The government has followed through on that threat, illustrating a tendency cited by former FDA Chief Counsel Hutt: "When the FDA loses a case, it has a mind like an elephant.... Once the FDA makes a collective decision, trying to make it let go is almost impossible. These are 'FDA crusades.' In a real sense, they're vendettas."(See "Clinical Trials,"May 1995.)
In 1985, the FDA got a search warrant for Burzynski's office, based on the suspicion that he was violating the ban on interstate distribution of antineoplastons. Agents confiscated thousands of patient records. FDA officials allowed Burzynski access to the records only at their convenience and forced him to photocopy them before leaving the agency's Houston office. Burzynski, various patients, and several of his associates were called up before three different grand juries from 1985 to 1994. No indictment followed.
These repeated attempts to incriminate Burzynski led Rep. Barton to send an angry letter to Attorney General Janet Reno in September 1995. "It would appear,"he wrote, "that the FDA and the Justice Department are abusing the grand jury process to harass and punish Dr. Burzynski for persuading a federal judge that he is not violating the law by practicing medicine within the State of Texas."Barton asked for all the documentation regarding the government's fight against Burzynski. With political pressure on the FDA regarding more than a decade of harassment with no criminal indictment, in November 1995 a fourth grand jury finally gave the government what it wanted: a 75-count indictment against Burzynski, which led to the trial in Houston.

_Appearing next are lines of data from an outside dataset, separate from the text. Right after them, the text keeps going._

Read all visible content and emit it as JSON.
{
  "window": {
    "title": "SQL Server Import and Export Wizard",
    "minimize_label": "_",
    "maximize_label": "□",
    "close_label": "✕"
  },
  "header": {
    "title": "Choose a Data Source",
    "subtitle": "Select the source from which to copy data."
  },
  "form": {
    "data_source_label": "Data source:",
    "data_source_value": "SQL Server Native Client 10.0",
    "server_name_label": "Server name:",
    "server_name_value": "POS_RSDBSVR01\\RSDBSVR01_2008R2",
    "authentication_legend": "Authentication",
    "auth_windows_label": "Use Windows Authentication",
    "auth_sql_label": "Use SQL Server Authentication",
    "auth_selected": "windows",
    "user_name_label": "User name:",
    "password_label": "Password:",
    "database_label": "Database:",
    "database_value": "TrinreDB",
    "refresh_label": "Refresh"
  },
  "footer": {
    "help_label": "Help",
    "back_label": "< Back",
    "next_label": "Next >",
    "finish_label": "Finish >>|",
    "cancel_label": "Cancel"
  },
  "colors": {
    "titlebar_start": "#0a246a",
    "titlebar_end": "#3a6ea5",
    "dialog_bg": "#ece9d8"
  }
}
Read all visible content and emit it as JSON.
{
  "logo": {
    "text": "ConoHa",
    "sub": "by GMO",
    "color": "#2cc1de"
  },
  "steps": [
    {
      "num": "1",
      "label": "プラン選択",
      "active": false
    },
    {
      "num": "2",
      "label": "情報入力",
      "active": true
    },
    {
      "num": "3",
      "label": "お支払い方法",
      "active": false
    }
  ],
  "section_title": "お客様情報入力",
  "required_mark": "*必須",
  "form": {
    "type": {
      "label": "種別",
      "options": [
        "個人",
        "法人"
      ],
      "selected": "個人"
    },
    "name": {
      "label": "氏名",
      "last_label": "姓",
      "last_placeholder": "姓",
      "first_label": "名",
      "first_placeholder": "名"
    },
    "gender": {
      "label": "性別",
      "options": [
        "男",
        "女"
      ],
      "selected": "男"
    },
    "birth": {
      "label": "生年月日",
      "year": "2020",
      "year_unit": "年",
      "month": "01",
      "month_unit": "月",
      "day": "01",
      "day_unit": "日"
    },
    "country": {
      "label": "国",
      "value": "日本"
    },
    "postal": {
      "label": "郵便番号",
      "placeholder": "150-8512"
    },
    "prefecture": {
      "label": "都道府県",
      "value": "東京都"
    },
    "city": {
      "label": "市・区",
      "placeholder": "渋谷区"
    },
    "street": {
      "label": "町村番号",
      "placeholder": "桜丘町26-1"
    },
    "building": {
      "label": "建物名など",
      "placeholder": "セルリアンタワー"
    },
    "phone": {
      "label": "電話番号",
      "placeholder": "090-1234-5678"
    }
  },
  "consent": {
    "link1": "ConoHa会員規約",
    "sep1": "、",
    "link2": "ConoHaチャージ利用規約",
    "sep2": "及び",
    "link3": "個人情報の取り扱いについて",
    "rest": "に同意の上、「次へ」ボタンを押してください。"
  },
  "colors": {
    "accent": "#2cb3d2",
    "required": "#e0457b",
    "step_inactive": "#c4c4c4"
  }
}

The government tried to prove that Burzynski treated out-of-state patients with antineoplastons, in violation of Judge McDonald's order. It also alleged that he committed mail fraud against insurance companies by not informing them about the experimental nature of the work for which he was charging them. Most of the patients I interviewed said their insurance companies didn't pay for antineoplaston treatments anyway. Burzynski has been in court many times in civil suits with insurance companies over payment for his treatment. He's won some and lost some.